TASK DIRECTIONS: In the entries below, filter for the word "text" and copy every matching line.

Records drawn from a dataset:
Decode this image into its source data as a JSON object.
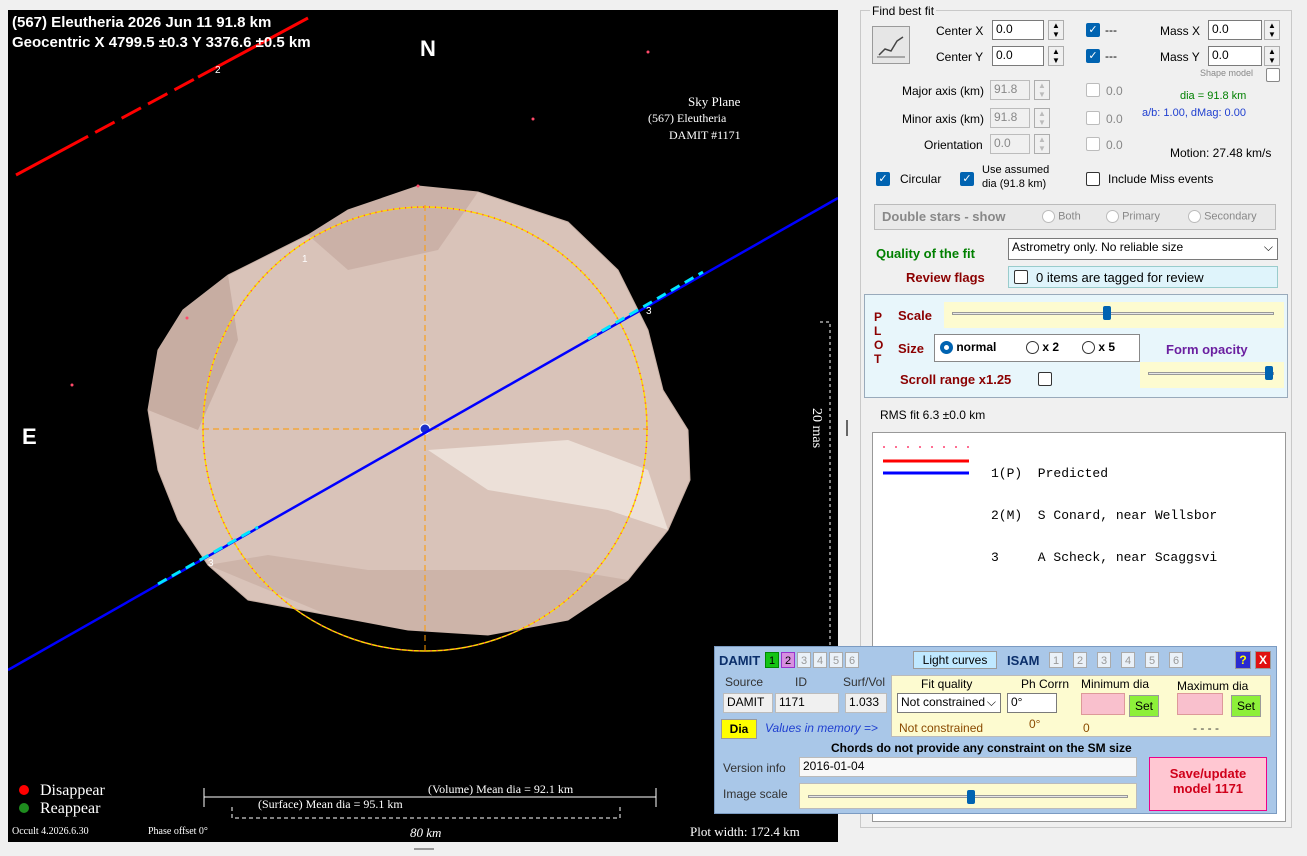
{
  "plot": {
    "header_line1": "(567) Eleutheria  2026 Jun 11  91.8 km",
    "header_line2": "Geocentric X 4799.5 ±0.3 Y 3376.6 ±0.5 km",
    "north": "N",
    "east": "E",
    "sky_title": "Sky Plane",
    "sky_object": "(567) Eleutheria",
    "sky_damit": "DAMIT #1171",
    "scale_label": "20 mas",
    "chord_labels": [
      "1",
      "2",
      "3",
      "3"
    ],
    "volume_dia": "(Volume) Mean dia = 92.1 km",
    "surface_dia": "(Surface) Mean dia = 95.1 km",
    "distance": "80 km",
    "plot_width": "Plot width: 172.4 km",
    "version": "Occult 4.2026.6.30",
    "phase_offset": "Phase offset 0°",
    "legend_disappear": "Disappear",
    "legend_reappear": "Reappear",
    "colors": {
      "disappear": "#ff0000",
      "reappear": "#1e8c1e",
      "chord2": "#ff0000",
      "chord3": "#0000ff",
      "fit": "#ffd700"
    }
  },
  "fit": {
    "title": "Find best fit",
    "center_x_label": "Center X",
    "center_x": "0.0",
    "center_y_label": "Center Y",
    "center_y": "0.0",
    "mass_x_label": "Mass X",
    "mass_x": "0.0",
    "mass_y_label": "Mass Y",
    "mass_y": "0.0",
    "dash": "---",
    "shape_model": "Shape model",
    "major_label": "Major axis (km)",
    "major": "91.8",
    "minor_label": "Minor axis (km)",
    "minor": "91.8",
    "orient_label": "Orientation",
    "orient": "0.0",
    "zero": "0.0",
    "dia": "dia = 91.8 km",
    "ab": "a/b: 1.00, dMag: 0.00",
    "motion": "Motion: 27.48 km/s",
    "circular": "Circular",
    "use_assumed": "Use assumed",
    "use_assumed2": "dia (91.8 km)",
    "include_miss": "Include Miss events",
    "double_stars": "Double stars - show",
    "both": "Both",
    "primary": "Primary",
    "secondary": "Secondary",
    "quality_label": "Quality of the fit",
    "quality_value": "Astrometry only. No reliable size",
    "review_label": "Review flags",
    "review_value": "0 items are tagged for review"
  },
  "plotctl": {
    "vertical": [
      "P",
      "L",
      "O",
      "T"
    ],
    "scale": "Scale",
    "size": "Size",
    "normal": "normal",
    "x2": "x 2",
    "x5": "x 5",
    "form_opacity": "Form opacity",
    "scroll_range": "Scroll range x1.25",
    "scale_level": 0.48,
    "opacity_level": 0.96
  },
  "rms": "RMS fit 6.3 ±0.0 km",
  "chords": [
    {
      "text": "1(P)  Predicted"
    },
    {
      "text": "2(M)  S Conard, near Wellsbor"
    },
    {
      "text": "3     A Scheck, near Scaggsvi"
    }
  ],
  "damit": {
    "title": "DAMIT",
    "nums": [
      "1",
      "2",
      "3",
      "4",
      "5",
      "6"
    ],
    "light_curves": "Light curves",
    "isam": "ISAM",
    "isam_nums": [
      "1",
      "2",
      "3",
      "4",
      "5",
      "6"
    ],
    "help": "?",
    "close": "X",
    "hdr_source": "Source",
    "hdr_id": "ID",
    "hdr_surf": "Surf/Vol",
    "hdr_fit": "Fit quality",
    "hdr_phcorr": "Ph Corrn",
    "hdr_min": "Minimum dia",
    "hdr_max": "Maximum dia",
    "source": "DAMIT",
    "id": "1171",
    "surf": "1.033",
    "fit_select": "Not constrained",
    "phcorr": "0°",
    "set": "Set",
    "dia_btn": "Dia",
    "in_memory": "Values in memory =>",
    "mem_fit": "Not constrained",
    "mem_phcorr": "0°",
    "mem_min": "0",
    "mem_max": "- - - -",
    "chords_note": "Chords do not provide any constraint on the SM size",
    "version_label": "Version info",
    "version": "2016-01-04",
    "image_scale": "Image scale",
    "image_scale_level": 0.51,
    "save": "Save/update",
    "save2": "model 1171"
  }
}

EXERCISE ANSWER:
      "text": "1(P)  Predicted"
      "text": "2(M)  S Conard, near Wellsbor"
      "text": "3     A Scheck, near Scaggsvi"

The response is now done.